Laplace and First uniqueness theorem proof: Why potential difference?

On Griffith's "Introduction to Electrodynamics" page 120 the author states that when proving the First Uniqueness theorem: The solution to Laplace's equation in some volume V is uniquely determined if V is specified on the boundary surface S....
We suppose there are two solutions to Laplace equation: $$\nabla^2V_1=0\\\nabla^2V_2=0$$
the key to the proof is to look at potential difference: $$V_3 \equiv V_1 - V_2$$.
Why do we choose the potential difference. I understand the rest of the proof, how you get that $$V_2=V_1$$ and prove that it's valid... but why the difference? When you know the rest of the derivation, it's obvious, but what if I didn't know the rest of the proof.

If you want to prove that V1=V2, and you know that V1 does equal V2 at the boundary, a nice way to do it would be to prove that their difference V3=V1-V2 is equal to 0 everywhere. Proving that V3=0 is evidently much easier than proving uniqueness by itself, because you can exploit the only known fact from the problem - V1 equaling V2 at the boundary, and get a strong statement that V3 is 0 at the boundary, which you can use in conjunction with tha fact V3 also satisfies the Laplace's equation! On the other hand, using summ or product of V1 and V2 doesn't exploit the boundary condition in any way, so it's not in any way useful.

You can find so called 'happy ideas' all the time when reading the proof of any mathematical statement. And even if that key idea was somehow motivated by some sort of intuition, in general authors tend to omit mentioning that when writing the proof. A famous quote attributed$$^1$$ to Gauss is "A good building should not show its scaffolding when completed".

$$^1$$From W. Sartorius Von Waltershausen, Carl Friedrich Gauss: A memorial, see it translated here.

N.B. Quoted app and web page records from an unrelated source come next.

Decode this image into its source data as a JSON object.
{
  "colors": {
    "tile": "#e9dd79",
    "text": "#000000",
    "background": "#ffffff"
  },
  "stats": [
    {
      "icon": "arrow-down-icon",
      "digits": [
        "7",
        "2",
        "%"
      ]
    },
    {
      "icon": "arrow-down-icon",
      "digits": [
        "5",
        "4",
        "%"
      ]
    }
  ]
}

• Thanks for nothing. Commented Jul 18, 2020 at 0:59
• Sorry, it was not my intention to offend you in any way. I posted my answer because your question (v1) doesn't seem to be about the proof of the theorem itself; I understand the rest of the proof, you say. But rather, as you also say: When you know the rest of the derivation, it's obvious, but what if I didn't know the rest of the proof. From this last sentence, it seems that you are not used to mathematical proofs, hence my answer.
– Urb
Commented Jul 18, 2020 at 11:06
• No problem. I only wish to know why we looked at the potential difference and not potential summation or product or anything like that. "The key is to look at the potential difference" is the quote from Griffiths and my question is "Why?" Commented Jul 18, 2020 at 11:19

To make it short (the type of argumentation already well explained by "vucko" ) I will give a formal summary of vuckos post:

If $$V_1$$ and $$V_2$$ fulfill the same boundary conditions, therefore $$V_3 = V_2 - V_1$$ has zero value as boundary conditions. Furthermore

$$\Delta V_3 = \Delta (V_2 -V_1)=\Delta V_2 -\Delta V_1 =0$$

Therefore $$V_3$$ fulfills the Laplace equation with zero boundary conditions. Therefore $$V_3=0$$. Consequently $$V_2=V_1$$. Q.E.D.